_EXERCISE DESCRIPTION:_ Across the records below, how many lines include the string "Base"? State the number and nothing more.

_Dataset entries:_

──────────

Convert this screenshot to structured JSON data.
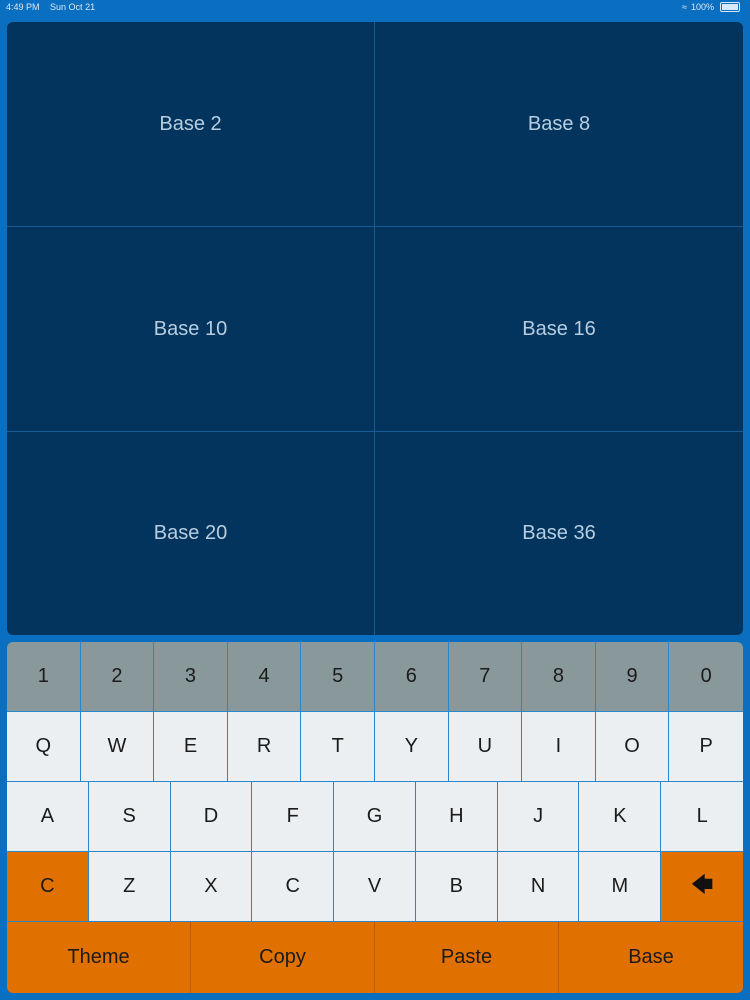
{
  "status_bar": {
    "time": "4:49 PM",
    "date": "Sun Oct 21",
    "battery": "100%",
    "icons": [
      "wifi-icon",
      "battery-icon"
    ]
  },
  "display": {
    "cells": [
      "Base 2",
      "Base 8",
      "Base 10",
      "Base 16",
      "Base 20",
      "Base 36"
    ]
  },
  "keyboard": {
    "number_row": [
      "1",
      "2",
      "3",
      "4",
      "5",
      "6",
      "7",
      "8",
      "9",
      "0"
    ],
    "row_q": [
      "Q",
      "W",
      "E",
      "R",
      "T",
      "Y",
      "U",
      "I",
      "O",
      "P"
    ],
    "row_a": [
      "A",
      "S",
      "D",
      "F",
      "G",
      "H",
      "J",
      "K",
      "L"
    ],
    "row_z": [
      "C",
      "Z",
      "X",
      "C",
      "V",
      "B",
      "N",
      "M"
    ],
    "backspace_icon": "backspace-arrow-icon",
    "bottom_row": [
      "Theme",
      "Copy",
      "Paste",
      "Base"
    ]
  },
  "colors": {
    "background": "#0a6fc0",
    "display_bg": "#03345d",
    "number_keys": "#89989a",
    "letter_keys": "#eceff1",
    "action_keys": "#e07000"
  }
}
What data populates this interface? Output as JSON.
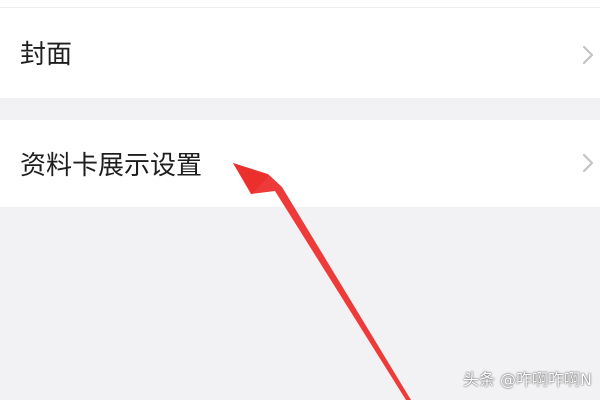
{
  "settings": {
    "items": [
      {
        "label": "封面",
        "icon": "chevron-right-icon"
      },
      {
        "label": "资料卡展示设置",
        "icon": "chevron-right-icon"
      }
    ]
  },
  "annotation": {
    "arrow_color": "#ee3a38",
    "arrow_icon": "red-arrow-annotation"
  },
  "watermark": {
    "text": "头条 @咋啊咋啊N"
  },
  "colors": {
    "background": "#f2f2f5",
    "row_background": "#ffffff",
    "text": "#1e1e1e",
    "chevron": "#c4c4c8"
  }
}
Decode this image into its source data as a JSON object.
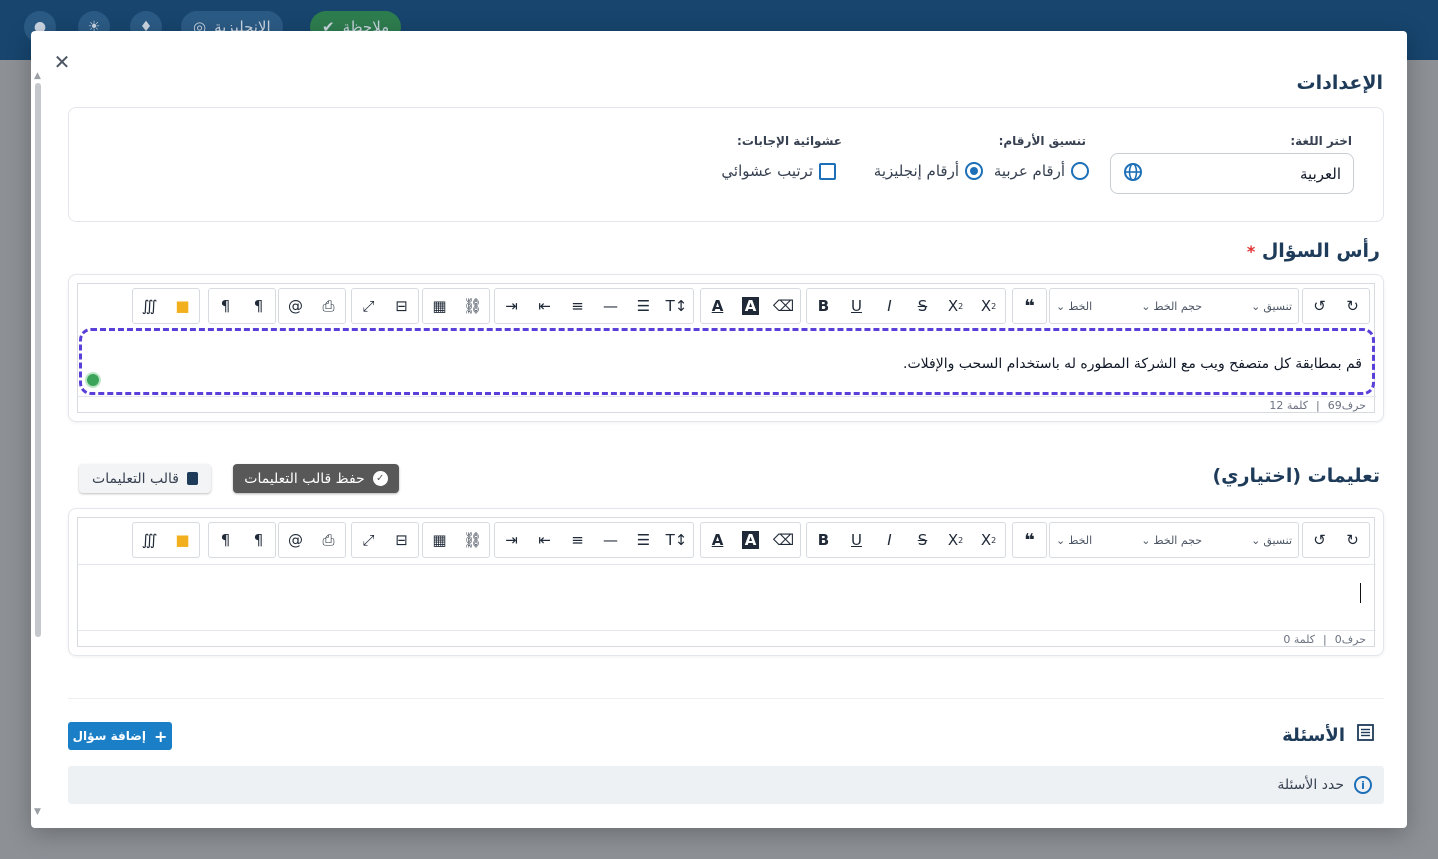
{
  "background": {
    "topbar_items": [
      "الإنجليزية",
      "ملاحظة"
    ]
  },
  "modal": {
    "settings_title": "الإعدادات",
    "language": {
      "label": "اختر اللغة:",
      "value": "العربية"
    },
    "number_format": {
      "label": "تنسيق الأرقام:",
      "options": [
        "أرقام عربية",
        "أرقام إنجليزية"
      ],
      "selected": "أرقام إنجليزية"
    },
    "answer_random": {
      "label": "عشوائية الإجابات:",
      "option": "ترتيب عشوائي",
      "checked": false
    },
    "question_head": {
      "title": "رأس السؤال",
      "required_mark": "*",
      "text": "قم بمطابقة كل متصفح ويب مع الشركة المطوره له باستخدام السحب والإفلات.",
      "char_count": "حرف69",
      "word_count": "كلمة 12"
    },
    "instructions": {
      "title": "تعليمات (اختياري)",
      "save_template_label": "حفظ قالب التعليمات",
      "template_label": "قالب التعليمات",
      "char_count": "حرف0",
      "word_count": "كلمة 0"
    },
    "toolbar": {
      "format_label": "تنسيق",
      "font_size_label": "حجم الخط",
      "font_label": "الخط"
    },
    "questions": {
      "title": "الأسئلة",
      "add_label": "إضافة سؤال",
      "info_text": "حدد الأسئلة"
    }
  },
  "colors": {
    "primary": "#1a7fc6",
    "topbar": "#17456e",
    "dashed_focus": "#5b3fd9",
    "dark_button": "#585858"
  }
}
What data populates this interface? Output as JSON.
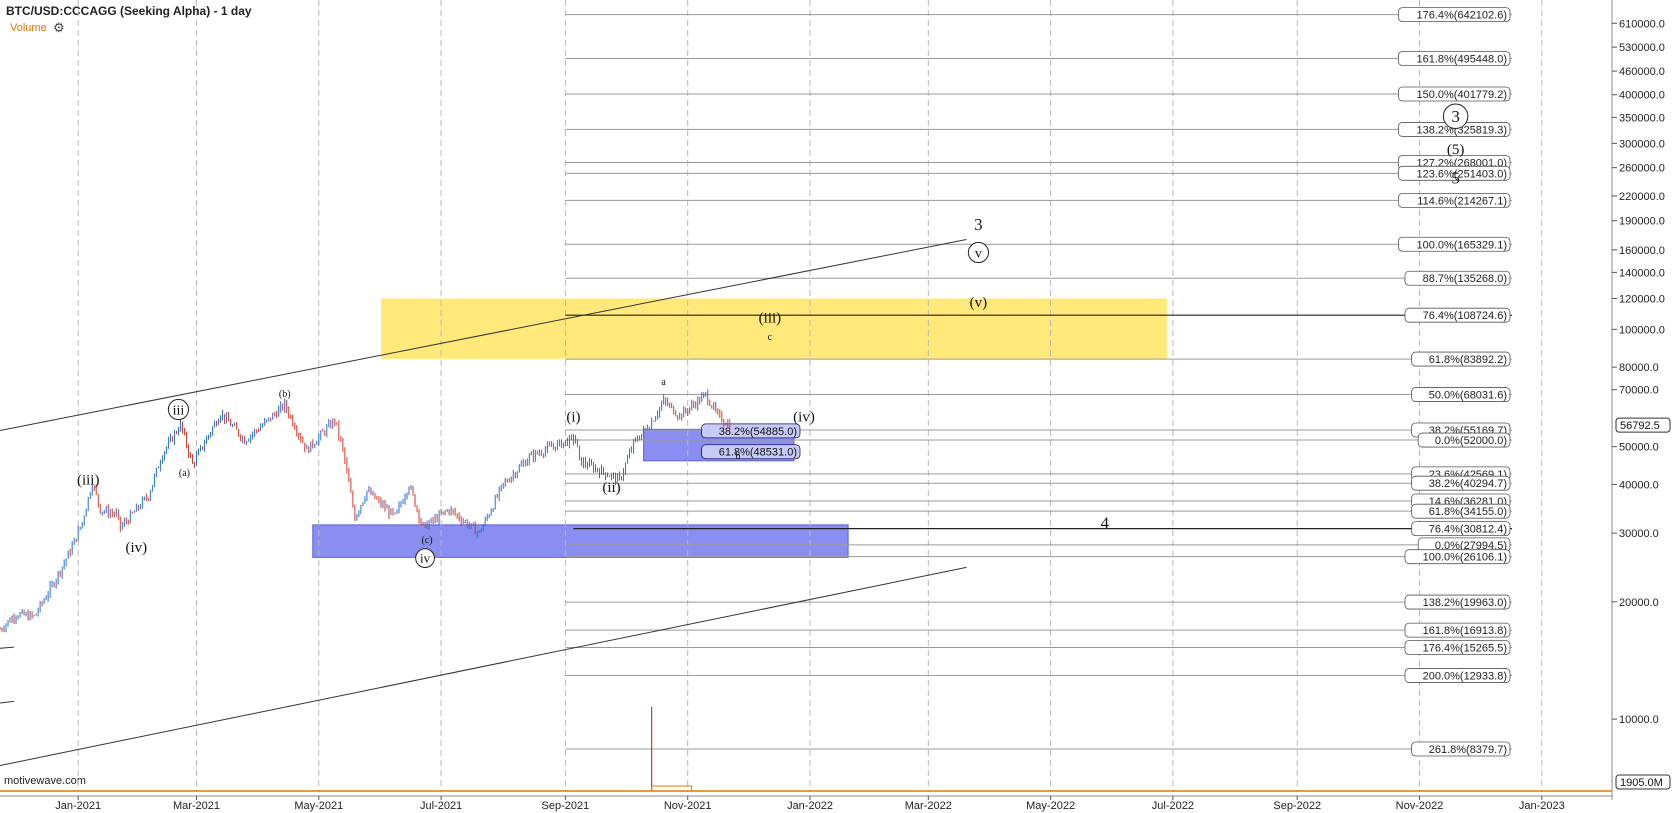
{
  "header": {
    "title": "BTC/USD:CCCAGG (Seeking Alpha) - 1 day",
    "volume_label": "Volume",
    "volume_color": "#e07800"
  },
  "watermark": "motivewave.com",
  "chart_data": {
    "type": "ohlc-candlestick",
    "scale": "log",
    "ylim": [
      6500,
      700000
    ],
    "xlim": [
      "2020-11-23",
      "2023-02-05"
    ],
    "x_ticks": [
      "Jan-2021",
      "Mar-2021",
      "May-2021",
      "Jul-2021",
      "Sep-2021",
      "Nov-2021",
      "Jan-2022",
      "Mar-2022",
      "May-2022",
      "Jul-2022",
      "Sep-2022",
      "Nov-2022",
      "Jan-2023"
    ],
    "x_tick_dates": [
      "2021-01-01",
      "2021-03-01",
      "2021-05-01",
      "2021-07-01",
      "2021-09-01",
      "2021-11-01",
      "2022-01-01",
      "2022-03-01",
      "2022-05-01",
      "2022-07-01",
      "2022-09-01",
      "2022-11-01",
      "2023-01-01"
    ],
    "y_ticks": [
      {
        "label": "610000.0",
        "v": 610000
      },
      {
        "label": "530000.0",
        "v": 530000
      },
      {
        "label": "460000.0",
        "v": 460000
      },
      {
        "label": "400000.0",
        "v": 400000
      },
      {
        "label": "350000.0",
        "v": 350000
      },
      {
        "label": "300000.0",
        "v": 300000
      },
      {
        "label": "260000.0",
        "v": 260000
      },
      {
        "label": "220000.0",
        "v": 220000
      },
      {
        "label": "190000.0",
        "v": 190000
      },
      {
        "label": "160000.0",
        "v": 160000
      },
      {
        "label": "140000.0",
        "v": 140000
      },
      {
        "label": "120000.0",
        "v": 120000
      },
      {
        "label": "100000.0",
        "v": 100000
      },
      {
        "label": "80000.0",
        "v": 80000
      },
      {
        "label": "70000.0",
        "v": 70000
      },
      {
        "label": "50000.0",
        "v": 50000
      },
      {
        "label": "40000.0",
        "v": 40000
      },
      {
        "label": "30000.0",
        "v": 30000
      },
      {
        "label": "20000.0",
        "v": 20000
      },
      {
        "label": "10000.0",
        "v": 10000
      }
    ],
    "last_price_label": "56792.5",
    "last_price": 56792.5,
    "volume_scale_label": "1905.0M",
    "price_points": [
      [
        "2020-11-23",
        17000
      ],
      [
        "2020-12-01",
        18600
      ],
      [
        "2020-12-10",
        18300
      ],
      [
        "2020-12-20",
        22500
      ],
      [
        "2020-12-28",
        27000
      ],
      [
        "2021-01-03",
        32000
      ],
      [
        "2021-01-08",
        40500
      ],
      [
        "2021-01-12",
        34500
      ],
      [
        "2021-01-20",
        33500
      ],
      [
        "2021-01-22",
        31000
      ],
      [
        "2021-01-29",
        34000
      ],
      [
        "2021-02-05",
        37500
      ],
      [
        "2021-02-12",
        48000
      ],
      [
        "2021-02-21",
        57000
      ],
      [
        "2021-02-27",
        45000
      ],
      [
        "2021-03-13",
        61000
      ],
      [
        "2021-03-25",
        52000
      ],
      [
        "2021-04-05",
        58000
      ],
      [
        "2021-04-14",
        64000
      ],
      [
        "2021-04-25",
        49000
      ],
      [
        "2021-05-09",
        58500
      ],
      [
        "2021-05-13",
        49000
      ],
      [
        "2021-05-19",
        33000
      ],
      [
        "2021-05-25",
        38500
      ],
      [
        "2021-06-08",
        33000
      ],
      [
        "2021-06-15",
        40000
      ],
      [
        "2021-06-22",
        31000
      ],
      [
        "2021-07-05",
        34500
      ],
      [
        "2021-07-20",
        30000
      ],
      [
        "2021-08-01",
        40000
      ],
      [
        "2021-08-14",
        47000
      ],
      [
        "2021-08-23",
        49500
      ],
      [
        "2021-09-06",
        52500
      ],
      [
        "2021-09-08",
        46000
      ],
      [
        "2021-09-20",
        43000
      ],
      [
        "2021-09-28",
        41000
      ],
      [
        "2021-10-05",
        51000
      ],
      [
        "2021-10-14",
        58000
      ],
      [
        "2021-10-20",
        65500
      ],
      [
        "2021-10-28",
        60000
      ],
      [
        "2021-11-10",
        68000
      ],
      [
        "2021-11-16",
        60000
      ],
      [
        "2021-11-22",
        56800
      ]
    ],
    "fib_lines_right": [
      {
        "label": "176.4%(642102.6)",
        "v": 642102.6
      },
      {
        "label": "161.8%(495448.0)",
        "v": 495448.0
      },
      {
        "label": "150.0%(401779.2)",
        "v": 401779.2
      },
      {
        "label": "138.2%(325819.3)",
        "v": 325819.3
      },
      {
        "label": "127.2%(268001.0)",
        "v": 268001.0
      },
      {
        "label": "123.6%(251403.0)",
        "v": 251403.0
      },
      {
        "label": "114.6%(214267.1)",
        "v": 214267.1
      },
      {
        "label": "100.0%(165329.1)",
        "v": 165329.1
      },
      {
        "label": "88.7%(135268.0)",
        "v": 135268.0
      },
      {
        "label": "61.8%(83892.2)",
        "v": 83892.2
      },
      {
        "label": "50.0%(68031.6)",
        "v": 68031.6
      },
      {
        "label": "38.2%(55169.7)",
        "v": 55169.7
      },
      {
        "label": "0.0%(52000.0)",
        "v": 52000.0
      },
      {
        "label": "23.6%(42569.1)",
        "v": 42569.1
      },
      {
        "label": "38.2%(40294.7)",
        "v": 40294.7
      },
      {
        "label": "14.6%(36281.0)",
        "v": 36281.0
      },
      {
        "label": "61.8%(34155.0)",
        "v": 34155.0
      },
      {
        "label": "0.0%(27994.5)",
        "v": 27994.5
      },
      {
        "label": "100.0%(26106.1)",
        "v": 26106.1
      },
      {
        "label": "138.2%(19963.0)",
        "v": 19963.0
      },
      {
        "label": "161.8%(16913.8)",
        "v": 16913.8
      },
      {
        "label": "176.4%(15265.5)",
        "v": 15265.5
      },
      {
        "label": "200.0%(12933.8)",
        "v": 12933.8
      },
      {
        "label": "261.8%(8379.7)",
        "v": 8379.7
      }
    ],
    "key_lines": [
      {
        "label": "76.4%(108724.6)",
        "v": 108724.6,
        "start": "2021-09-01"
      },
      {
        "label": "76.4%(30812.4)",
        "v": 30812.4,
        "start": "2021-09-05"
      }
    ],
    "blue_fibs": [
      {
        "label": "38.2%(54885.0)",
        "v": 54885.0
      },
      {
        "label": "61.8%(48531.0)",
        "v": 48531.0
      }
    ],
    "zones": [
      {
        "color": "#ffe97a",
        "x0": "2021-06-01",
        "x1": "2022-06-28",
        "y0": 84000,
        "y1": 120000
      },
      {
        "color": "#8a8ef0",
        "x0": "2021-04-28",
        "x1": "2022-01-20",
        "y0": 26000,
        "y1": 31500
      },
      {
        "color": "#8a8ef0",
        "x0": "2021-10-10",
        "x1": "2021-12-24",
        "y0": 46000,
        "y1": 55400
      }
    ],
    "channel_lines": [
      {
        "x0": "2020-11-23",
        "y0": 55000,
        "x1": "2022-03-20",
        "y1": 170000
      },
      {
        "x0": "2020-11-23",
        "y0": 7600,
        "x1": "2022-03-20",
        "y1": 24500
      },
      {
        "x0": "2020-11-23",
        "y0": 15200,
        "x1": "2020-11-30",
        "y1": 15300
      },
      {
        "x0": "2020-11-23",
        "y0": 11000,
        "x1": "2020-11-30",
        "y1": 11100
      }
    ],
    "wave_labels": [
      {
        "text": "(iii)",
        "d": "2021-01-06",
        "v": 40000,
        "size": 15
      },
      {
        "text": "(iv)",
        "d": "2021-01-30",
        "v": 26800,
        "size": 15
      },
      {
        "text": "iii",
        "d": "2021-02-20",
        "v": 60500,
        "size": 14,
        "circle": true
      },
      {
        "text": "(a)",
        "d": "2021-02-23",
        "v": 42000,
        "size": 10
      },
      {
        "text": "(b)",
        "d": "2021-04-14",
        "v": 67000,
        "size": 10
      },
      {
        "text": "(c)",
        "d": "2021-06-24",
        "v": 28300,
        "size": 10
      },
      {
        "text": "iv",
        "d": "2021-06-23",
        "v": 25200,
        "size": 13,
        "circle": true
      },
      {
        "text": "(i)",
        "d": "2021-09-05",
        "v": 58000,
        "size": 15
      },
      {
        "text": "(ii)",
        "d": "2021-09-24",
        "v": 38300,
        "size": 15
      },
      {
        "text": "a",
        "d": "2021-10-20",
        "v": 72000,
        "size": 10
      },
      {
        "text": "b",
        "d": "2021-11-26",
        "v": 46500,
        "size": 10
      },
      {
        "text": "(iv)",
        "d": "2021-12-29",
        "v": 58000,
        "size": 15
      },
      {
        "text": "(iii)",
        "d": "2021-12-12",
        "v": 104000,
        "size": 15
      },
      {
        "text": "c",
        "d": "2021-12-12",
        "v": 94000,
        "size": 10
      },
      {
        "text": "(v)",
        "d": "2022-03-26",
        "v": 114000,
        "size": 15
      },
      {
        "text": "v",
        "d": "2022-03-26",
        "v": 153000,
        "size": 14,
        "circle": true
      },
      {
        "text": "3",
        "d": "2022-03-26",
        "v": 180000,
        "size": 17
      },
      {
        "text": "4",
        "d": "2022-05-28",
        "v": 30800,
        "size": 17
      },
      {
        "text": "3",
        "d": "2022-11-19",
        "v": 340000,
        "size": 17,
        "circle": true
      },
      {
        "text": "(5)",
        "d": "2022-11-19",
        "v": 282000,
        "size": 15
      },
      {
        "text": "5",
        "d": "2022-11-19",
        "v": 237000,
        "size": 17
      }
    ],
    "volume_spike": {
      "d": "2021-10-14",
      "value_fraction": 0.98
    }
  }
}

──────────

_ANSWER FOR THE TASK:_ 7